I was going through boxes that I never opened when we move from an apartment to a condo eleven years ago. Since we moved last year it has been my goal to go through every single box and purge, purge, purge because I do not want to turn into one of those people you see on television whose stuff has taken over their life. In one of those boxes I discovered materials from college, specifically my last stressful semester spent student teaching. For some reason I hung onto those evaluations from those middle school students. Each teen had scrawled their thoughts on a 3 by 5 index card. Rather than pitching them into the trash, (I temporarily got distracted from my purging goal) I began to read because I was curious. It was so long ago I couldn’t remember the faces that went with the names. I barely remember the lessons I taught. In case you didn’t know, student teaching is intense. It saps your energy. I ran on fumes, churning out lesson plans while trying to figure out how to get a job and when to send out resumes. My thoughts were consumed with questions like Does my cooperating teacher like me? Do the students like me?
On the evaluations from my middle school students I asked them to answer the following three questions:
1. What did you learn in class this while I was your teacher?
2. What did you like about the way I taught?
3. Do you have any suggestions for improvement?
Yea, I know. I set myself up for the third question. So, what did these young people who I was forced to spend the day with for eight weeks to earn my degree have to say about me?
One student wrote: Be nice to students unless they are out of control. Another student wrote: You always had a sweet voice and a smile on your face even when no one was cooperating. Well, that makes me sound like Dr. Jekyll and Mr. Hyde. I guess I cannot please everyone all the time.
One student wrote at the bottom of his card: P.S. I would keep this card if I were you because I am going to be famous one day. Then he signed his name. I Googled his name but did not find it. I guess it hasn’t happened yet.
One student was very honest. He wrote: I liked it when you helped me with problems, even though I did not want to listen. How refreshing.
I had one student give me advice! She wrote: Remember, what is right is not always popular, and hat is popular is not always right. Thanks a bunch! Hmmm, I never saw myself as Ms. Popularity although it is nice when people acknowledge when I am right.
One of my lessons for English class involved using details in writing. A student wrote: You have taught me to be outrageously detailed and very specific.
Another student reflected on his own actions (at such a young age.) The only thing I didn’t like was all the late minutes we got. But that was mostly our fault. Now if only I could get me children to reflect like that!
A student wrote: I learned how to keep my mouth shut when you or others are talking. I was hoping he would mention a math topic. Oh well. Then he went on to write: I really liked when you gave us candy and you even gave me candy when I was being bad. All I can say in my defense is that everyone makes mistakes because I do not like to reward bad behavior.

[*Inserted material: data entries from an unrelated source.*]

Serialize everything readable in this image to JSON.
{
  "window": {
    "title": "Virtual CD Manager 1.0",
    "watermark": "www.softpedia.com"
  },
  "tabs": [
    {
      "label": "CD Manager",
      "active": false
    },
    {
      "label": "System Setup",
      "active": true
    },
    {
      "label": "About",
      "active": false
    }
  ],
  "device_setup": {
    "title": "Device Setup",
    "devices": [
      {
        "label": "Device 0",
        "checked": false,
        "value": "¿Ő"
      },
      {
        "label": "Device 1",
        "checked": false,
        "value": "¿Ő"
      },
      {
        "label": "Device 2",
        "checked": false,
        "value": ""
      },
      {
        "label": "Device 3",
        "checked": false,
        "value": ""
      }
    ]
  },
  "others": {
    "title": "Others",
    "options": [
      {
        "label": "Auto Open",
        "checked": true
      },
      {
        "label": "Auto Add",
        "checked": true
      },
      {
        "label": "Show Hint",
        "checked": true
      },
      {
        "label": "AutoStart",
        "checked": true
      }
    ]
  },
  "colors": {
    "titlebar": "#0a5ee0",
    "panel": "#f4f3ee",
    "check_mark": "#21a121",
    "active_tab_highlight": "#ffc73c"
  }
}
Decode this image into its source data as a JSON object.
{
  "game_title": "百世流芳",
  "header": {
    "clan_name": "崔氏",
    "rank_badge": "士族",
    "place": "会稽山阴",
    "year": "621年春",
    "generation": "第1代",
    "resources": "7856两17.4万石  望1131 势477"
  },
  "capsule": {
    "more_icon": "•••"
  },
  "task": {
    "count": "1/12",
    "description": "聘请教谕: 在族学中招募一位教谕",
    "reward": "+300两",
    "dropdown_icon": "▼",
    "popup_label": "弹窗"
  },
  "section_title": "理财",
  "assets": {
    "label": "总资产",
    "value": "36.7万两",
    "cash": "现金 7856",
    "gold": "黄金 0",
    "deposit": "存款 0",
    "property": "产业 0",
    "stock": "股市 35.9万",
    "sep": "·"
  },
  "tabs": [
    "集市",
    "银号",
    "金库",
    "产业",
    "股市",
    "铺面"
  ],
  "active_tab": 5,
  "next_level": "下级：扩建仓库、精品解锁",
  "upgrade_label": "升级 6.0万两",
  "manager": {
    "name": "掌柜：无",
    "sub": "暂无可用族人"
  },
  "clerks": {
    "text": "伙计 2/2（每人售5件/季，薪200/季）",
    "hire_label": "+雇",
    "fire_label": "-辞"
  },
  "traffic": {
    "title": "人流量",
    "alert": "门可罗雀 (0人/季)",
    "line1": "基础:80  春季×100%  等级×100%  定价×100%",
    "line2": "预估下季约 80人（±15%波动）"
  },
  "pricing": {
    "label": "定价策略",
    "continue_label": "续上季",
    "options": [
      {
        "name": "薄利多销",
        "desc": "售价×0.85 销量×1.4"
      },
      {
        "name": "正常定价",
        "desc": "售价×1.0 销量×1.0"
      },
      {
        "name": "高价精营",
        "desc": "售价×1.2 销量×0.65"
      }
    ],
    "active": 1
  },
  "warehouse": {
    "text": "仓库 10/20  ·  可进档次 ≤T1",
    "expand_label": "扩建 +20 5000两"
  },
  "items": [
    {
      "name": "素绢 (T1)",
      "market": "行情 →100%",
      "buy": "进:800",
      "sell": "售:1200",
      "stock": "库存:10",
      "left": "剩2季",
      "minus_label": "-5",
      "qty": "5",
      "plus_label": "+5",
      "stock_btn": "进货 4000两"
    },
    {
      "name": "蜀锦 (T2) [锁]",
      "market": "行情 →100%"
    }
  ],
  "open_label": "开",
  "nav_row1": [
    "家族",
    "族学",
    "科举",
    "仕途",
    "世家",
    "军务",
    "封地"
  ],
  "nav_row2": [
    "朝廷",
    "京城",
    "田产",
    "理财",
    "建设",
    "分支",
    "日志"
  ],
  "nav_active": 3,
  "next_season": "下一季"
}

Another student wrote: You smile too much. But then she went on to write: You are very hip and cool, too! Just for the record, I dress for myself, not for students. And i already knew I was cool.
Stay tuned. That was only a smattering of comments. I’ll have a second installment out in a future post sharing more musings from former middle school students.